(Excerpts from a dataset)
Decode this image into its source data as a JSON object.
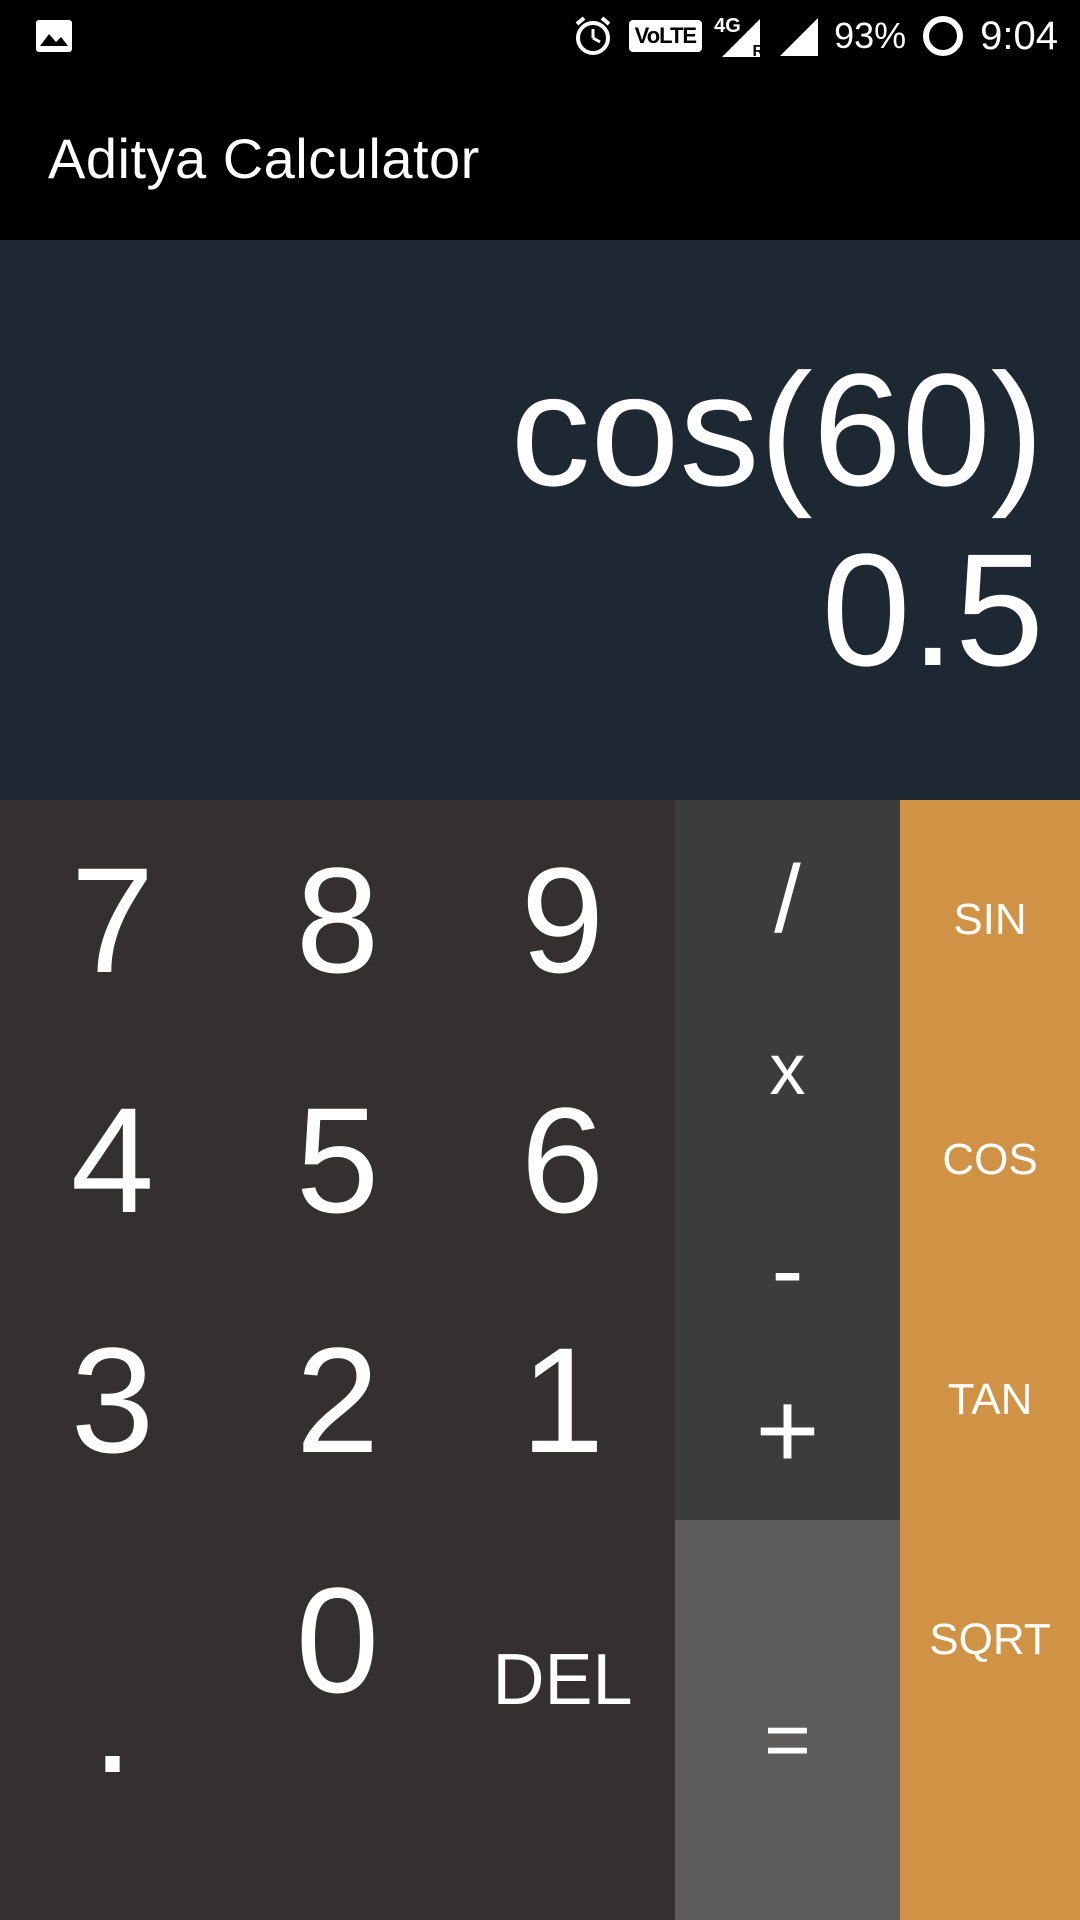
{
  "status_bar": {
    "volte": "VoLTE",
    "network": "4G",
    "roaming": "R",
    "battery": "93%",
    "time": "9:04",
    "icons": [
      "image-icon",
      "alarm-icon",
      "volte-icon",
      "signal-icon",
      "battery-icon"
    ]
  },
  "app_bar": {
    "title": "Aditya Calculator"
  },
  "display": {
    "expression": "cos(60)",
    "result": "0.5"
  },
  "keypad": {
    "digits": {
      "row1": [
        "7",
        "8",
        "9"
      ],
      "row2": [
        "4",
        "5",
        "6"
      ],
      "row3": [
        "3",
        "2",
        "1"
      ],
      "row4": [
        ".",
        "0",
        "DEL"
      ]
    },
    "operators": [
      "/",
      "x",
      "-",
      "+"
    ],
    "equals": "=",
    "scientific": [
      "SIN",
      "COS",
      "TAN",
      "SQRT"
    ]
  },
  "colors": {
    "display_bg": "#1e2833",
    "digits_bg": "#343030",
    "ops_bg": "#3c3c3c",
    "equals_bg": "#5e5d5c",
    "sci_bg": "#d09244"
  }
}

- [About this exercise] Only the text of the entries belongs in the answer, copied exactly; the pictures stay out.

- [Task response]
Decode this image into its source data as a JSON object.
{
  "status_bar": {
    "volte": "VoLTE",
    "network": "4G",
    "roaming": "R",
    "battery": "93%",
    "time": "9:04",
    "icons": [
      "image-icon",
      "alarm-icon",
      "volte-icon",
      "signal-icon",
      "battery-icon"
    ]
  },
  "app_bar": {
    "title": "Aditya Calculator"
  },
  "display": {
    "expression": "cos(60)",
    "result": "0.5"
  },
  "keypad": {
    "digits": {
      "row1": [
        "7",
        "8",
        "9"
      ],
      "row2": [
        "4",
        "5",
        "6"
      ],
      "row3": [
        "3",
        "2",
        "1"
      ],
      "row4": [
        ".",
        "0",
        "DEL"
      ]
    },
    "operators": [
      "/",
      "x",
      "-",
      "+"
    ],
    "equals": "=",
    "scientific": [
      "SIN",
      "COS",
      "TAN",
      "SQRT"
    ]
  },
  "colors": {
    "display_bg": "#1e2833",
    "digits_bg": "#343030",
    "ops_bg": "#3c3c3c",
    "equals_bg": "#5e5d5c",
    "sci_bg": "#d09244"
  }
}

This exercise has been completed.